▸ **Task**
Using the entries below, copy out all lines where "accent" is found.

*** Working data Section Begins ***

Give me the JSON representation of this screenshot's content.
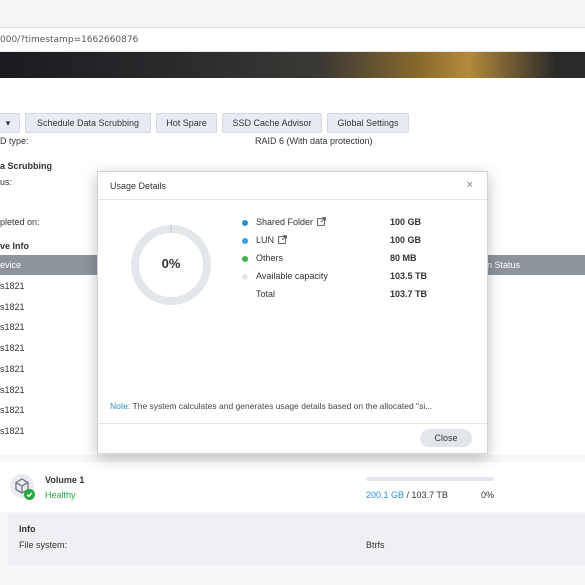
{
  "browser": {
    "url": "000/?timestamp=1662660876"
  },
  "toolbar": {
    "dropdown_label": "▾",
    "schedule_label": "Schedule Data Scrubbing",
    "hotspare_label": "Hot Spare",
    "ssd_label": "SSD Cache Advisor",
    "global_label": "Global Settings"
  },
  "background": {
    "raid_type_label": "D type:",
    "raid_type_value": "RAID 6 (With data protection)",
    "scrubbing_title": "a Scrubbing",
    "status_label": "us:",
    "completed_label": "pleted on:",
    "drive_info_title": "ve Info",
    "table_col_device": "evice",
    "table_col_status": "n Status",
    "rows": [
      "s1821",
      "s1821",
      "s1821",
      "s1821",
      "s1821",
      "s1821",
      "s1821",
      "s1821"
    ]
  },
  "modal": {
    "title": "Usage Details",
    "close_glyph": "×",
    "donut_percent": "0%",
    "used_fraction": 0.0,
    "legend": [
      {
        "name": "Shared Folder",
        "value": "100 GB",
        "color": "#2c8fd0",
        "external": true
      },
      {
        "name": "LUN",
        "value": "100 GB",
        "color": "#3aa0e0",
        "external": true
      },
      {
        "name": "Others",
        "value": "80 MB",
        "color": "#39b54a",
        "external": false
      },
      {
        "name": "Available capacity",
        "value": "103.5 TB",
        "color": "#e3e6ea",
        "external": false
      },
      {
        "name": "Total",
        "value": "103.7 TB",
        "color": "",
        "external": false
      }
    ],
    "note_key": "Note:",
    "note_text": " The system calculates and generates usage details based on the allocated \"si...",
    "close_button": "Close"
  },
  "volume": {
    "name": "Volume 1",
    "status": "Healthy",
    "used": "200.1 GB",
    "separator": " / ",
    "total": "103.7 TB",
    "percent": "0%",
    "progress_fraction": 0.0,
    "info_title": "Info",
    "fs_label": "File system:",
    "fs_value": "Btrfs"
  },
  "colors": {
    "accent": "#2c8fd0",
    "healthy": "#27a844",
    "table_header": "#8e949c"
  }
}
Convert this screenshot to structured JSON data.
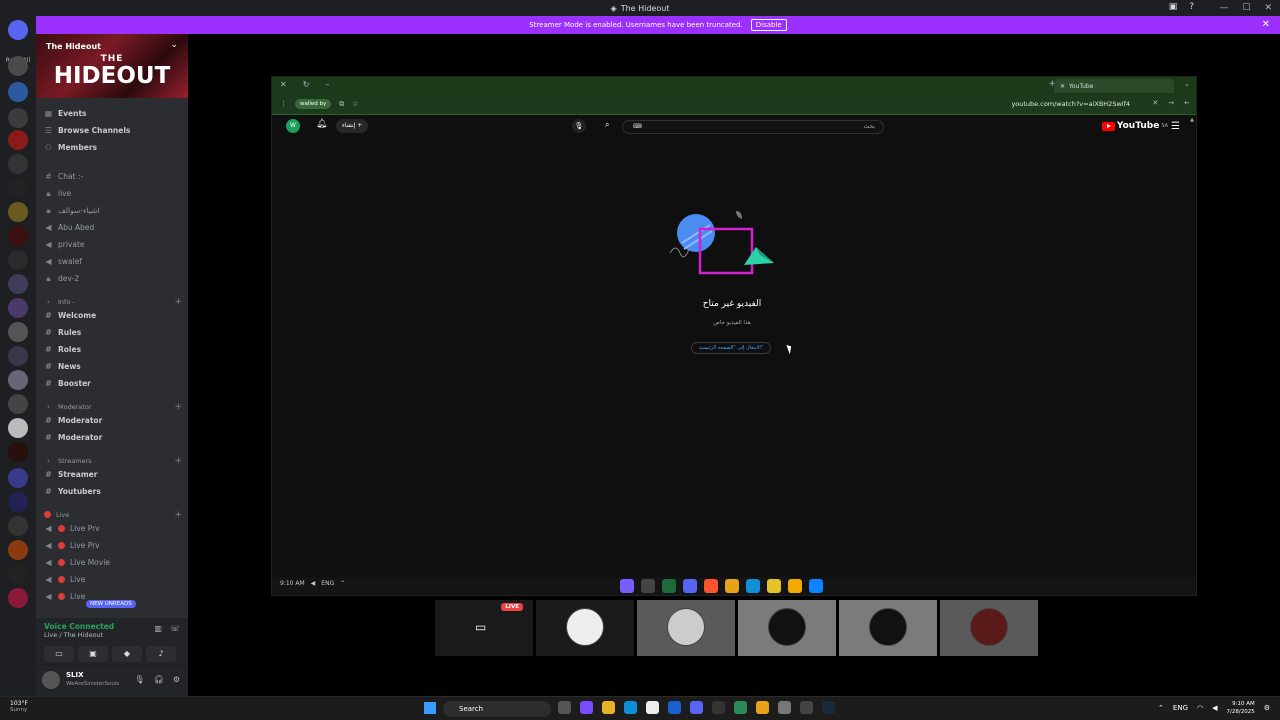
{
  "window": {
    "title": "The Hideout"
  },
  "banner": {
    "text": "Streamer Mode is enabled. Usernames have been truncated.",
    "button": "Disable"
  },
  "serverbar": {
    "read_all": "Read All"
  },
  "server": {
    "name": "The Hideout",
    "banner_top": "THE",
    "banner_main": "HIDEOUT"
  },
  "channels": {
    "events": "Events",
    "browse": "Browse Channels",
    "members": "Members",
    "items": [
      {
        "label": "Chat :-",
        "icon": "#"
      },
      {
        "label": "live",
        "icon": "lock"
      },
      {
        "label": "اشياء-سوالف",
        "icon": "lock"
      },
      {
        "label": "Abu Abed",
        "icon": "speaker"
      },
      {
        "label": "private",
        "icon": "speaker"
      },
      {
        "label": "swalef",
        "icon": "speaker"
      },
      {
        "label": "dev-2",
        "icon": "lock"
      }
    ],
    "info_category": "Info -",
    "info_items": [
      "Welcome",
      "Rules",
      "Roles",
      "News",
      "Booster"
    ],
    "mod_category": "Moderator",
    "mod_items": [
      "Moderator",
      "Moderator"
    ],
    "streamers_category": "Streamers",
    "streamer_items": [
      "Streamer",
      "Youtubers"
    ],
    "live_category": "Live",
    "live_items": [
      "Live Prv",
      "Live Prv",
      "Live Movie",
      "Live",
      "Live"
    ]
  },
  "new_unreads": "NEW UNREADS",
  "voice": {
    "status": "Voice Connected",
    "channel": "Live / The Hideout"
  },
  "user": {
    "name": "SLIX",
    "status": "WeAreSinisterSouls"
  },
  "browser": {
    "tab_title": "YouTube",
    "profile_pill": "walled by",
    "url": "youtube.com/watch?v=aiXBH2Swif4"
  },
  "youtube": {
    "logo_text": "YouTube",
    "logo_region": "SA",
    "search_placeholder": "بحث",
    "create_label": "إنشاء",
    "account_initial": "W",
    "unavailable_title": "الفيديو غير متاح",
    "unavailable_sub": "هذا الفيديو خاص",
    "home_button": "الانتقال إلى \"الصفحة الرئيسية\""
  },
  "browser_taskbar": {
    "time": "9:10 AM",
    "lang": "ENG"
  },
  "stream": {
    "live_label": "LIVE"
  },
  "taskbar": {
    "weather_temp": "103°F",
    "weather_desc": "Sunny",
    "search": "Search",
    "lang": "ENG",
    "time": "9:10 AM",
    "date": "7/28/2025"
  }
}
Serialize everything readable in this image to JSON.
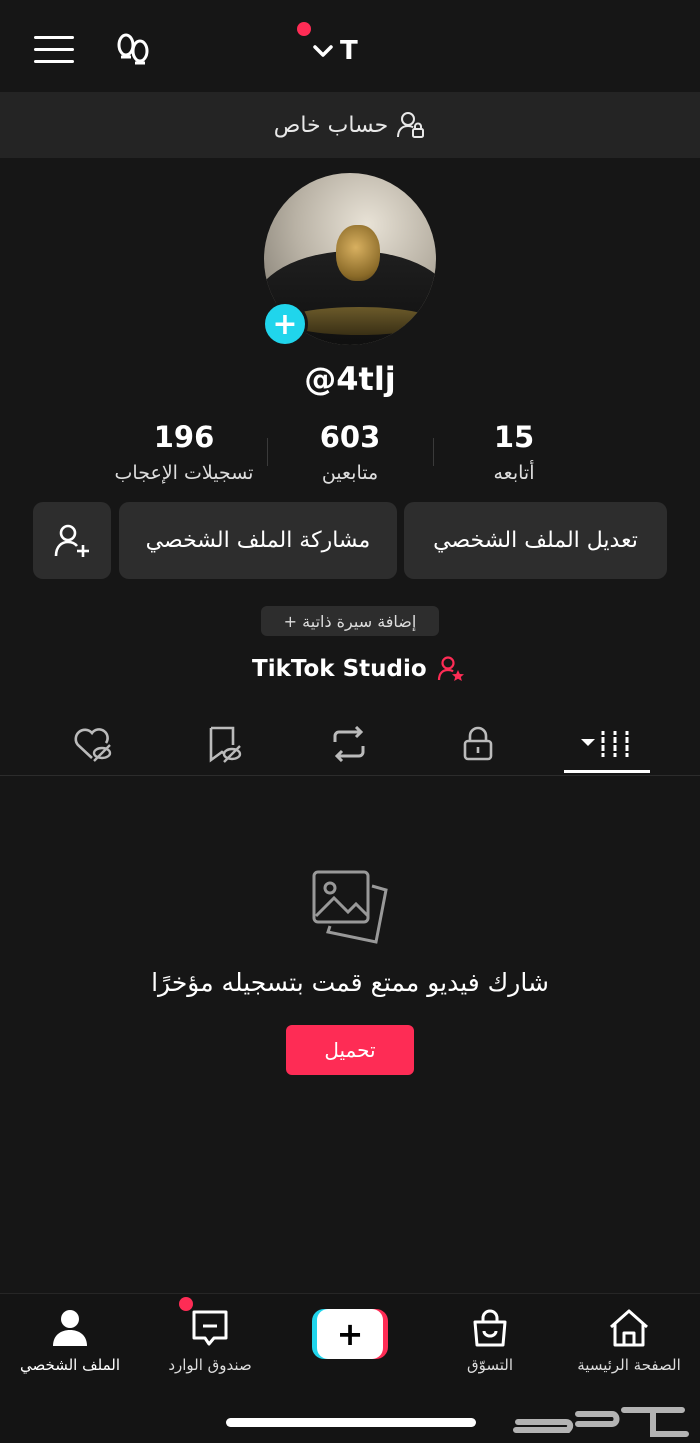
{
  "header": {
    "account_letter": "T",
    "menu_icon": "hamburger-icon",
    "footprint_icon": "footprint-icon",
    "switch_icon": "chevron-down-icon"
  },
  "banner": {
    "text": "حساب خاص",
    "icon": "private-account-icon"
  },
  "profile": {
    "username": "@4tlj",
    "add_icon": "plus-icon"
  },
  "stats": [
    {
      "value": "15",
      "label": "أتابعه"
    },
    {
      "value": "603",
      "label": "متابعين"
    },
    {
      "value": "196",
      "label": "تسجيلات الإعجاب"
    }
  ],
  "actions": {
    "edit_profile": "تعديل الملف الشخصي",
    "share_profile": "مشاركة الملف الشخصي",
    "add_friend_icon": "add-user-icon"
  },
  "bio_button": "+ إضافة سيرة ذاتية",
  "studio": {
    "label": "TikTok Studio",
    "icon": "user-star-icon"
  },
  "tabs": [
    "videos-grid-icon",
    "lock-icon",
    "repost-icon",
    "bookmark-hidden-icon",
    "liked-hidden-icon"
  ],
  "empty_state": {
    "icon": "photos-icon",
    "message": "شارك فيديو ممتع قمت بتسجيله مؤخرًا",
    "button": "تحميل"
  },
  "bottom_nav": {
    "home": "الصفحة الرئيسية",
    "shop": "التسوّق",
    "create_icon": "plus-icon",
    "inbox": "صندوق الوارد",
    "profile": "الملف الشخصي"
  },
  "watermark": "حراج",
  "colors": {
    "accent": "#fe2c55",
    "cyan": "#20d5ec",
    "background": "#161616"
  }
}
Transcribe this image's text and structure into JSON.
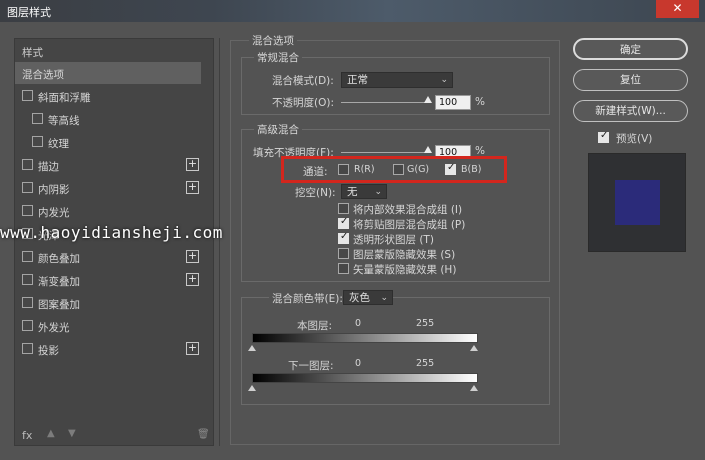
{
  "window": {
    "title": "图层样式",
    "close": "✕"
  },
  "left": {
    "header": "样式",
    "items": [
      {
        "label": "混合选项"
      },
      {
        "label": "斜面和浮雕"
      },
      {
        "label": "等高线"
      },
      {
        "label": "纹理"
      },
      {
        "label": "描边",
        "plus": "+"
      },
      {
        "label": "内阴影",
        "plus": "+"
      },
      {
        "label": "内发光"
      },
      {
        "label": "光泽"
      },
      {
        "label": "颜色叠加",
        "plus": "+"
      },
      {
        "label": "渐变叠加",
        "plus": "+"
      },
      {
        "label": "图案叠加"
      },
      {
        "label": "外发光"
      },
      {
        "label": "投影",
        "plus": "+"
      }
    ],
    "fx": "fx",
    "up": "▲",
    "down": "▼",
    "trash": "🗑"
  },
  "main": {
    "section_title": "混合选项",
    "general": {
      "title": "常规混合",
      "mode_label": "混合模式(D):",
      "mode_value": "正常",
      "opacity_label": "不透明度(O):",
      "opacity_value": "100",
      "opacity_unit": "%",
      "opacity_level": 1.0
    },
    "advanced": {
      "title": "高级混合",
      "fill_label": "填充不透明度(F):",
      "fill_value": "100",
      "fill_unit": "%",
      "channels_label": "通道:",
      "channel_r": "R(R)",
      "channel_g": "G(G)",
      "channel_b": "B(B)",
      "channel_r_checked": false,
      "channel_g_checked": false,
      "channel_b_checked": true,
      "knockout_label": "挖空(N):",
      "knockout_value": "无",
      "options": [
        {
          "label": "将内部效果混合成组 (I)",
          "checked": false
        },
        {
          "label": "将剪贴图层混合成组 (P)",
          "checked": true
        },
        {
          "label": "透明形状图层 (T)",
          "checked": true
        },
        {
          "label": "图层蒙版隐藏效果 (S)",
          "checked": false
        },
        {
          "label": "矢量蒙版隐藏效果 (H)",
          "checked": false
        }
      ]
    },
    "blend_if": {
      "label": "混合颜色带(E):",
      "value": "灰色",
      "this_layer": "本图层:",
      "this_min": "0",
      "this_max": "255",
      "under_layer": "下一图层:",
      "under_min": "0",
      "under_max": "255"
    }
  },
  "buttons": {
    "ok": "确定",
    "reset": "复位",
    "new_style": "新建样式(W)...",
    "preview_label": "预览(V)",
    "preview_checked": true
  },
  "preview_color": "#2b2b7a",
  "highlight_color": "#d3261d",
  "watermark": "www.haoyidiansheji.com"
}
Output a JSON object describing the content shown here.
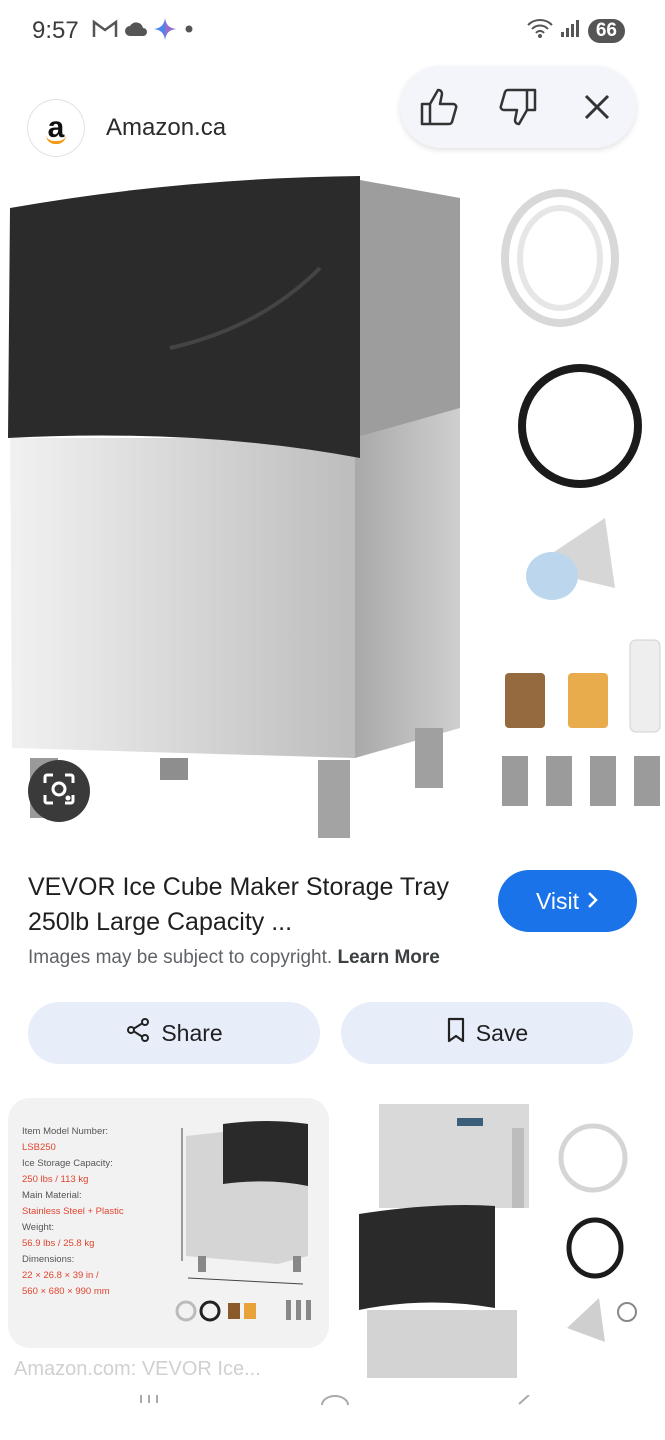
{
  "status": {
    "time": "9:57",
    "battery": "66",
    "left_icons": [
      "gmail-icon",
      "cloud-icon",
      "gemini-icon",
      "dot-icon"
    ],
    "right_icons": [
      "wifi-icon",
      "signal-icon"
    ]
  },
  "source": {
    "logo_letter": "a",
    "name": "Amazon.ca"
  },
  "result": {
    "title": "VEVOR Ice Cube Maker Storage Tray 250lb Large Capacity ...",
    "visit_label": "Visit",
    "copyright_text": "Images may be subject to copyright.",
    "learn_more": "Learn More"
  },
  "actions": {
    "share_label": "Share",
    "save_label": "Save"
  },
  "related": {
    "card1_specs": [
      {
        "k": "Item Model Number:",
        "v": "LSB250"
      },
      {
        "k": "Ice Storage Capacity:",
        "v": "250 lbs / 113 kg"
      },
      {
        "k": "Main Material:",
        "v": "Stainless Steel + Plastic"
      },
      {
        "k": "Weight:",
        "v": "56.9 lbs / 25.8 kg"
      },
      {
        "k": "Dimensions:",
        "v": "22 × 26.8 × 39  in /"
      },
      {
        "k": "",
        "v": "560 × 680 × 990 mm"
      }
    ],
    "caption": "Amazon.com: VEVOR Ice..."
  },
  "colors": {
    "accent": "#1a73e8",
    "pill_bg": "#e8eef9",
    "spec_red": "#e0452f"
  }
}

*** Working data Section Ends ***

▸ **Your solution**
    "accent": "#2c8fd0",
    "accent": "#fe2c55",
    "accent": "#1a73e8",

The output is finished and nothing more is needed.